[Website and app data records]
──────────────────────────────
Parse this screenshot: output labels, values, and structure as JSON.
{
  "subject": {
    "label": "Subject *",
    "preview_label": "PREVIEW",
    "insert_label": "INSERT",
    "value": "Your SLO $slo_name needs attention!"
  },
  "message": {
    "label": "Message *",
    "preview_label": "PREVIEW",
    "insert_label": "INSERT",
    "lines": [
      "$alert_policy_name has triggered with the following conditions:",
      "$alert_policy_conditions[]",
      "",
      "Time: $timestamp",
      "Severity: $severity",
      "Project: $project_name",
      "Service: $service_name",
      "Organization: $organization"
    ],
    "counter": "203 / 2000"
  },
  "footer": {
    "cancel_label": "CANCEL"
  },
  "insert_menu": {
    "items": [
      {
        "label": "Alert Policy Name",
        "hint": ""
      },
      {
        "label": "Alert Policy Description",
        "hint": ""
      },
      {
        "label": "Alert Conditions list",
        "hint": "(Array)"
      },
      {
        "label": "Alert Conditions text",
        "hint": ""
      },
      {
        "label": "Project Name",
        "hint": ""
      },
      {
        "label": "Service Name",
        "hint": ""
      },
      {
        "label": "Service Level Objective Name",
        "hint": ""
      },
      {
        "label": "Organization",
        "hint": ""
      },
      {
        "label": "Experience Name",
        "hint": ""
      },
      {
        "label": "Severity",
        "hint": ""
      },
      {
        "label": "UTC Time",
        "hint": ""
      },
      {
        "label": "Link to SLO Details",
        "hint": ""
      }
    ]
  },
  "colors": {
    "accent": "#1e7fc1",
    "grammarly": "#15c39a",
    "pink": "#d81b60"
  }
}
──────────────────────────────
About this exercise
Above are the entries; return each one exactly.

Solved exercise
Parse this screenshot: output labels, values, and structure as JSON.
{
  "subject": {
    "label": "Subject *",
    "preview_label": "PREVIEW",
    "insert_label": "INSERT",
    "value": "Your SLO $slo_name needs attention!"
  },
  "message": {
    "label": "Message *",
    "preview_label": "PREVIEW",
    "insert_label": "INSERT",
    "lines": [
      "$alert_policy_name has triggered with the following conditions:",
      "$alert_policy_conditions[]",
      "",
      "Time: $timestamp",
      "Severity: $severity",
      "Project: $project_name",
      "Service: $service_name",
      "Organization: $organization"
    ],
    "counter": "203 / 2000"
  },
  "footer": {
    "cancel_label": "CANCEL"
  },
  "insert_menu": {
    "items": [
      {
        "label": "Alert Policy Name",
        "hint": ""
      },
      {
        "label": "Alert Policy Description",
        "hint": ""
      },
      {
        "label": "Alert Conditions list",
        "hint": "(Array)"
      },
      {
        "label": "Alert Conditions text",
        "hint": ""
      },
      {
        "label": "Project Name",
        "hint": ""
      },
      {
        "label": "Service Name",
        "hint": ""
      },
      {
        "label": "Service Level Objective Name",
        "hint": ""
      },
      {
        "label": "Organization",
        "hint": ""
      },
      {
        "label": "Experience Name",
        "hint": ""
      },
      {
        "label": "Severity",
        "hint": ""
      },
      {
        "label": "UTC Time",
        "hint": ""
      },
      {
        "label": "Link to SLO Details",
        "hint": ""
      }
    ]
  },
  "colors": {
    "accent": "#1e7fc1",
    "grammarly": "#15c39a",
    "pink": "#d81b60"
  }
}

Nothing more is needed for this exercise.